GDPR Fines for US Companies

There is no separate tier of penalties for companies that are not located in the EU. US organizations will face the same fines as companies with physical operations in the EU. However, it remains to be seen how quickly EU regulators will move to begin enforcement actions against small and medium-sized businesses based in the United States. Larger organizations conducting processing at the heart of what the GDPR is aimed at preventing and which have not taken sufficient action despite two years to prepare could obviously find themselves in the crosshairs of data protection authorities from the beginning of the enforcement period in May 2018.

Contact Clarip Today for Help with CCPA and GPDR

The Clarip team and data privacy software are prepared to help your organization improve its privacy practices.

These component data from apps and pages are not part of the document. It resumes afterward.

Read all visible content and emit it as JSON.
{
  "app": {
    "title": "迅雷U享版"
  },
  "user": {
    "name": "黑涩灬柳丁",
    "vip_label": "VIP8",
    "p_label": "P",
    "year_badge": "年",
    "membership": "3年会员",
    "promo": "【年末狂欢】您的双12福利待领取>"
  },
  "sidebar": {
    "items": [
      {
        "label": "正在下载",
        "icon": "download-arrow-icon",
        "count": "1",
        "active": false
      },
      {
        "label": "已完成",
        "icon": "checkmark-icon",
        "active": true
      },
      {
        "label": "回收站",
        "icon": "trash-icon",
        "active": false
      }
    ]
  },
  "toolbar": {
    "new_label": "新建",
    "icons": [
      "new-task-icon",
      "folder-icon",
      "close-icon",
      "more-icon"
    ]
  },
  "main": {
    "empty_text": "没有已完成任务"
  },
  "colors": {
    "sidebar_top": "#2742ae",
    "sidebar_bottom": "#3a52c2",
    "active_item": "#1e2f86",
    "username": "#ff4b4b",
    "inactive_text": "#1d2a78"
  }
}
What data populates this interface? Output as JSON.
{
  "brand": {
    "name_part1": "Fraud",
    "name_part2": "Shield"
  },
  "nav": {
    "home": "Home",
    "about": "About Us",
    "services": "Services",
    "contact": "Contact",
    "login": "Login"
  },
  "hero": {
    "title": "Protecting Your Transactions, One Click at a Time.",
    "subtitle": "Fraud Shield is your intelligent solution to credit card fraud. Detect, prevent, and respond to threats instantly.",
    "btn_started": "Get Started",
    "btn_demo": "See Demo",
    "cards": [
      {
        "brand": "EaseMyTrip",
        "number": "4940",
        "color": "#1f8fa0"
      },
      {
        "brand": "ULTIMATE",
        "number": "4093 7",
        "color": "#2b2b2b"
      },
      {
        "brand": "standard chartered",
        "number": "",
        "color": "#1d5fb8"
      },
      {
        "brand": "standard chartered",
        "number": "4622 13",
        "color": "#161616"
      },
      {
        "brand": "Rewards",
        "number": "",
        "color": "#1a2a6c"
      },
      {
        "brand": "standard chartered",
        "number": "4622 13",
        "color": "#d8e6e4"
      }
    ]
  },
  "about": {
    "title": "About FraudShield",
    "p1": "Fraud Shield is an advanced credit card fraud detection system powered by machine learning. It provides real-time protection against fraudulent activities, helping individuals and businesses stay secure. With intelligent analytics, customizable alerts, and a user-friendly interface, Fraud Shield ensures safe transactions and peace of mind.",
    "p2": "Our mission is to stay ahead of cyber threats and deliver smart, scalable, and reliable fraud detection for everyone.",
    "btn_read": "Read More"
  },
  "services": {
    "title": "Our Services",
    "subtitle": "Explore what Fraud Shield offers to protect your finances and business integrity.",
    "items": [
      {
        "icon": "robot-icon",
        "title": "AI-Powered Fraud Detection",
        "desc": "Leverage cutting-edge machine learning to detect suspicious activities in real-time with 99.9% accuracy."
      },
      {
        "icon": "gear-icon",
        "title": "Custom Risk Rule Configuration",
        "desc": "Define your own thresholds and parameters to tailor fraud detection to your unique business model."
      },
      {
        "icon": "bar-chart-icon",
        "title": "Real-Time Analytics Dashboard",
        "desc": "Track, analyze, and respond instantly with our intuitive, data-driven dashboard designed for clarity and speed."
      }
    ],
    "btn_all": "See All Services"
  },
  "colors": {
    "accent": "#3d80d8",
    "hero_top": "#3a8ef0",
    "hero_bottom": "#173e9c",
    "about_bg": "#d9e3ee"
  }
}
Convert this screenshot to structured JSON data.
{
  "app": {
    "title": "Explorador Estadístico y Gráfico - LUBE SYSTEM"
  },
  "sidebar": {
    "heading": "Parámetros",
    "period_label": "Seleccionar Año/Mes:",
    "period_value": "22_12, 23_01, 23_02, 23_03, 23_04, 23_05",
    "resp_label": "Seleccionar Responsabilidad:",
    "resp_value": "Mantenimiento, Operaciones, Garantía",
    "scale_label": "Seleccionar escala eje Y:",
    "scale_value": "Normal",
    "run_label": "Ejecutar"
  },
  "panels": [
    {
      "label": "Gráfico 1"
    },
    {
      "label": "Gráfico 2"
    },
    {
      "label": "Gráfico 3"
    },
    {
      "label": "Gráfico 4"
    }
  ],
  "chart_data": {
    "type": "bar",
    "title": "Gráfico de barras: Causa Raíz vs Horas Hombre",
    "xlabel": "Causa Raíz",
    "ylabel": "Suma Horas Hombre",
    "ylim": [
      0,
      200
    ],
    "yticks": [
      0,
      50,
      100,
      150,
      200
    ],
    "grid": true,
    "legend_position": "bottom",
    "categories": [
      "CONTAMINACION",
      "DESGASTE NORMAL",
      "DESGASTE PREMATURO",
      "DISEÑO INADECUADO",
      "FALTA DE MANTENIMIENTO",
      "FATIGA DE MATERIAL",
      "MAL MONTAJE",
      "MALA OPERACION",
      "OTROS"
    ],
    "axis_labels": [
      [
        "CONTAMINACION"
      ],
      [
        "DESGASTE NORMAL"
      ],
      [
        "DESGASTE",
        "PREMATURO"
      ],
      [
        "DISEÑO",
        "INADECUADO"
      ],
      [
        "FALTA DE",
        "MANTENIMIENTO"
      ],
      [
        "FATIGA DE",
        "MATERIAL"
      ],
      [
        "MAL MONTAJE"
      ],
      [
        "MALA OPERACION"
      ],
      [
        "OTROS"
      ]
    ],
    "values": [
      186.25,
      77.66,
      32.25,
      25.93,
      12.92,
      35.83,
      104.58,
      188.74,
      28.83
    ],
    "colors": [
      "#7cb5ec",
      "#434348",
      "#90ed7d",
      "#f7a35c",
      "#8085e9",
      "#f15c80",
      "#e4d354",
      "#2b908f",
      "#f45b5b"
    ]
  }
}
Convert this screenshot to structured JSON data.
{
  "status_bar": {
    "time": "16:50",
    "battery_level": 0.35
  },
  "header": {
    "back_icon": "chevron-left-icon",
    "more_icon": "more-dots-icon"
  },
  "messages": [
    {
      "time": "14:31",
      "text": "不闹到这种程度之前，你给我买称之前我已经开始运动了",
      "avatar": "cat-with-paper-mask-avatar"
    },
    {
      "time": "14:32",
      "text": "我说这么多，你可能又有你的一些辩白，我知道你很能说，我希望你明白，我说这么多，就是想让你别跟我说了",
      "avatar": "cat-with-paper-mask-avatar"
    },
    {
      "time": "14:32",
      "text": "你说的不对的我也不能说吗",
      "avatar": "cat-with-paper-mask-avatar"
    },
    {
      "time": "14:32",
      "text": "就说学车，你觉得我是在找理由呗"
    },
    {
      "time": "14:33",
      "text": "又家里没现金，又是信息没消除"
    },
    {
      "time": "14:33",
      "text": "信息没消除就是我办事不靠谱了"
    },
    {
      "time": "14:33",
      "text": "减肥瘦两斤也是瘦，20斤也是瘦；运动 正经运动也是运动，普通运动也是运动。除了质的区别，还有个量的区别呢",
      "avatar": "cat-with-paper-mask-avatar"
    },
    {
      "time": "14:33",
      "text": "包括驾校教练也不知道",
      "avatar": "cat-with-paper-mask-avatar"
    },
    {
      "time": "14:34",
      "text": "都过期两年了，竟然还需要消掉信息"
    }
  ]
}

Click here to contact us (return messages within 24 hours) or call 1-888-252-5653 to schedule a demo or speak to a member of the Clarip team.

If your challenge right now is CCPA compliance for your California operations, allow us to show you our CCPA software. From consent management software to offer the option to opt-out of the sale of personal data, to a powerful DSAR Portal to facilitate the right to access and delete, Clarip offers enterprise privacy management at an affordable price.

If you are preparing your European operations for GDPR compliance, we can help through our modular GDPR software. Whether you are looking to start the process with GDPR data mapping software, increase automation in your privacy program with DPIA software, or handle ePrivacy with a cookie consent manager, Clarip has the privacy platform that you need to bolster your program.

Click here to contact us (return messages within 24 hours) or call 1-888-252-5653 to schedule a demo and speak to a member of the Clarip team.